# Task description
Could you return the entire listing below exactly as written?

# Input material
•••

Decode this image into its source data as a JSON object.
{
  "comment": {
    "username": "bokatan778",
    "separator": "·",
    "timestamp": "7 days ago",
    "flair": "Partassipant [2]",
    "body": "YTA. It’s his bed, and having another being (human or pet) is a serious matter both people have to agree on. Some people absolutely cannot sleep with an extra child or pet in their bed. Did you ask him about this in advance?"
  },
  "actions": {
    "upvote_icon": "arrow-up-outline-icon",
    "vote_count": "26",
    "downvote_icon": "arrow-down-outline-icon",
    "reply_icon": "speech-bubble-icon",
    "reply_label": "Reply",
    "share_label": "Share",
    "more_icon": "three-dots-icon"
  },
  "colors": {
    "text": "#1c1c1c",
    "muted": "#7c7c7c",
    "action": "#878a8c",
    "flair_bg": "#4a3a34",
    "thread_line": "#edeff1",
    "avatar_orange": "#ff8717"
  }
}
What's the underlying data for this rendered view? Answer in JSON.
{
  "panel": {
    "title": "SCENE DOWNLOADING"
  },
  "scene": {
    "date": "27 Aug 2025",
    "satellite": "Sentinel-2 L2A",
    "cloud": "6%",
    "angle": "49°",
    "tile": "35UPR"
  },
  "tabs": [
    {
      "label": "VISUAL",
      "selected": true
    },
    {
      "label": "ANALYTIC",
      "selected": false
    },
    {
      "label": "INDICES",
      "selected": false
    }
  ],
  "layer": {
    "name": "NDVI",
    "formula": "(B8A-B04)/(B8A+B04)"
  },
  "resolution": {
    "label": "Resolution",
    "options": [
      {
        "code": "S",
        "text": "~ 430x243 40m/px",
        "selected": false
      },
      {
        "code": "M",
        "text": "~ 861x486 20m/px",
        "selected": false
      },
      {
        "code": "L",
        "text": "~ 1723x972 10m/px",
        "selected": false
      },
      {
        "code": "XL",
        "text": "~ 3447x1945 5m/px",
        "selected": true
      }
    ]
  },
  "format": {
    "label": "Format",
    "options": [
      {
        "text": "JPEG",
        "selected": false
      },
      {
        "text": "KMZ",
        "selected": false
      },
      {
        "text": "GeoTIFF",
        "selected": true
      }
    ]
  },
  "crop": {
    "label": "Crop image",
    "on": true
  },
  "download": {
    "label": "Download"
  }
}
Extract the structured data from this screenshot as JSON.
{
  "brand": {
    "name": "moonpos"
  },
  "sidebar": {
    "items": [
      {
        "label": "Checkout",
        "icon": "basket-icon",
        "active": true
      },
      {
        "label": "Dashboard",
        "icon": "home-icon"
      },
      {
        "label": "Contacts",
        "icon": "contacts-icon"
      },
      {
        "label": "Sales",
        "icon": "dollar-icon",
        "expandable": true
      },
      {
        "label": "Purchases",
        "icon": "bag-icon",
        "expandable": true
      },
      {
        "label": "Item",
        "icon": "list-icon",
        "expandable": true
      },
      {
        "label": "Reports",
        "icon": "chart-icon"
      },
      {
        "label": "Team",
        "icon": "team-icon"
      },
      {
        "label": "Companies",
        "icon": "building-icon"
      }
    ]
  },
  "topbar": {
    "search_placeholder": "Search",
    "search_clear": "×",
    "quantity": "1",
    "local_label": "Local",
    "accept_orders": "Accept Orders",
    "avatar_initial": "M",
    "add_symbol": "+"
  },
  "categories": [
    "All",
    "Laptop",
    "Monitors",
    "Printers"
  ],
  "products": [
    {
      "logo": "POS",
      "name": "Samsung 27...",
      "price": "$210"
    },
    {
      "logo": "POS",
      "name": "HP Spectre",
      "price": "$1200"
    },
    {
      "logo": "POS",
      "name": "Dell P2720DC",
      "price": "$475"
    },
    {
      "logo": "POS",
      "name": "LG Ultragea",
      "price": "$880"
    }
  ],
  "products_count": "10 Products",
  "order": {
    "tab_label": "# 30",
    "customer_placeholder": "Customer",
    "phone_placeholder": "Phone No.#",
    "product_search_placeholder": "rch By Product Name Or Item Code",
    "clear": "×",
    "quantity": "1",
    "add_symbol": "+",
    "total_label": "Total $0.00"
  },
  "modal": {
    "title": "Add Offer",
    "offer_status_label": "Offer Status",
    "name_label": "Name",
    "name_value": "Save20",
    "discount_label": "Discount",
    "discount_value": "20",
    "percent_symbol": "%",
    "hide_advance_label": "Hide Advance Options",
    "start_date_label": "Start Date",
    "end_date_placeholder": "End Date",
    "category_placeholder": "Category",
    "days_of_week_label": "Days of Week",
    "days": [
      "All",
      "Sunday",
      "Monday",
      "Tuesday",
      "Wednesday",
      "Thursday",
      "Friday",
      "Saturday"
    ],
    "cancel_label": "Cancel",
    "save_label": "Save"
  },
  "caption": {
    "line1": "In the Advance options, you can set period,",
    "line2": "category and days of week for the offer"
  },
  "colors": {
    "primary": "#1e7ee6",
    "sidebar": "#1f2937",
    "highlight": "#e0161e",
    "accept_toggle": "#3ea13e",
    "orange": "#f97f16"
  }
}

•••

# Result for this task
Decode this image into its source data as a JSON object.
{
  "comment": {
    "username": "bokatan778",
    "separator": "·",
    "timestamp": "7 days ago",
    "flair": "Partassipant [2]",
    "body": "YTA. It’s his bed, and having another being (human or pet) is a serious matter both people have to agree on. Some people absolutely cannot sleep with an extra child or pet in their bed. Did you ask him about this in advance?"
  },
  "actions": {
    "upvote_icon": "arrow-up-outline-icon",
    "vote_count": "26",
    "downvote_icon": "arrow-down-outline-icon",
    "reply_icon": "speech-bubble-icon",
    "reply_label": "Reply",
    "share_label": "Share",
    "more_icon": "three-dots-icon"
  },
  "colors": {
    "text": "#1c1c1c",
    "muted": "#7c7c7c",
    "action": "#878a8c",
    "flair_bg": "#4a3a34",
    "thread_line": "#edeff1",
    "avatar_orange": "#ff8717"
  }
}
What's the underlying data for this rendered view? Answer in JSON.
{
  "panel": {
    "title": "SCENE DOWNLOADING"
  },
  "scene": {
    "date": "27 Aug 2025",
    "satellite": "Sentinel-2 L2A",
    "cloud": "6%",
    "angle": "49°",
    "tile": "35UPR"
  },
  "tabs": [
    {
      "label": "VISUAL",
      "selected": true
    },
    {
      "label": "ANALYTIC",
      "selected": false
    },
    {
      "label": "INDICES",
      "selected": false
    }
  ],
  "layer": {
    "name": "NDVI",
    "formula": "(B8A-B04)/(B8A+B04)"
  },
  "resolution": {
    "label": "Resolution",
    "options": [
      {
        "code": "S",
        "text": "~ 430x243 40m/px",
        "selected": false
      },
      {
        "code": "M",
        "text": "~ 861x486 20m/px",
        "selected": false
      },
      {
        "code": "L",
        "text": "~ 1723x972 10m/px",
        "selected": false
      },
      {
        "code": "XL",
        "text": "~ 3447x1945 5m/px",
        "selected": true
      }
    ]
  },
  "format": {
    "label": "Format",
    "options": [
      {
        "text": "JPEG",
        "selected": false
      },
      {
        "text": "KMZ",
        "selected": false
      },
      {
        "text": "GeoTIFF",
        "selected": true
      }
    ]
  },
  "crop": {
    "label": "Crop image",
    "on": true
  },
  "download": {
    "label": "Download"
  }
}
Extract the structured data from this screenshot as JSON.
{
  "brand": {
    "name": "moonpos"
  },
  "sidebar": {
    "items": [
      {
        "label": "Checkout",
        "icon": "basket-icon",
        "active": true
      },
      {
        "label": "Dashboard",
        "icon": "home-icon"
      },
      {
        "label": "Contacts",
        "icon": "contacts-icon"
      },
      {
        "label": "Sales",
        "icon": "dollar-icon",
        "expandable": true
      },
      {
        "label": "Purchases",
        "icon": "bag-icon",
        "expandable": true
      },
      {
        "label": "Item",
        "icon": "list-icon",
        "expandable": true
      },
      {
        "label": "Reports",
        "icon": "chart-icon"
      },
      {
        "label": "Team",
        "icon": "team-icon"
      },
      {
        "label": "Companies",
        "icon": "building-icon"
      }
    ]
  },
  "topbar": {
    "search_placeholder": "Search",
    "search_clear": "×",
    "quantity": "1",
    "local_label": "Local",
    "accept_orders": "Accept Orders",
    "avatar_initial": "M",
    "add_symbol": "+"
  },
  "categories": [
    "All",
    "Laptop",
    "Monitors",
    "Printers"
  ],
  "products": [
    {
      "logo": "POS",
      "name": "Samsung 27...",
      "price": "$210"
    },
    {
      "logo": "POS",
      "name": "HP Spectre",
      "price": "$1200"
    },
    {
      "logo": "POS",
      "name": "Dell P2720DC",
      "price": "$475"
    },
    {
      "logo": "POS",
      "name": "LG Ultragea",
      "price": "$880"
    }
  ],
  "products_count": "10 Products",
  "order": {
    "tab_label": "# 30",
    "customer_placeholder": "Customer",
    "phone_placeholder": "Phone No.#",
    "product_search_placeholder": "rch By Product Name Or Item Code",
    "clear": "×",
    "quantity": "1",
    "add_symbol": "+",
    "total_label": "Total $0.00"
  },
  "modal": {
    "title": "Add Offer",
    "offer_status_label": "Offer Status",
    "name_label": "Name",
    "name_value": "Save20",
    "discount_label": "Discount",
    "discount_value": "20",
    "percent_symbol": "%",
    "hide_advance_label": "Hide Advance Options",
    "start_date_label": "Start Date",
    "end_date_placeholder": "End Date",
    "category_placeholder": "Category",
    "days_of_week_label": "Days of Week",
    "days": [
      "All",
      "Sunday",
      "Monday",
      "Tuesday",
      "Wednesday",
      "Thursday",
      "Friday",
      "Saturday"
    ],
    "cancel_label": "Cancel",
    "save_label": "Save"
  },
  "caption": {
    "line1": "In the Advance options, you can set period,",
    "line2": "category and days of week for the offer"
  },
  "colors": {
    "primary": "#1e7ee6",
    "sidebar": "#1f2937",
    "highlight": "#e0161e",
    "accept_toggle": "#3ea13e",
    "orange": "#f97f16"
  }
}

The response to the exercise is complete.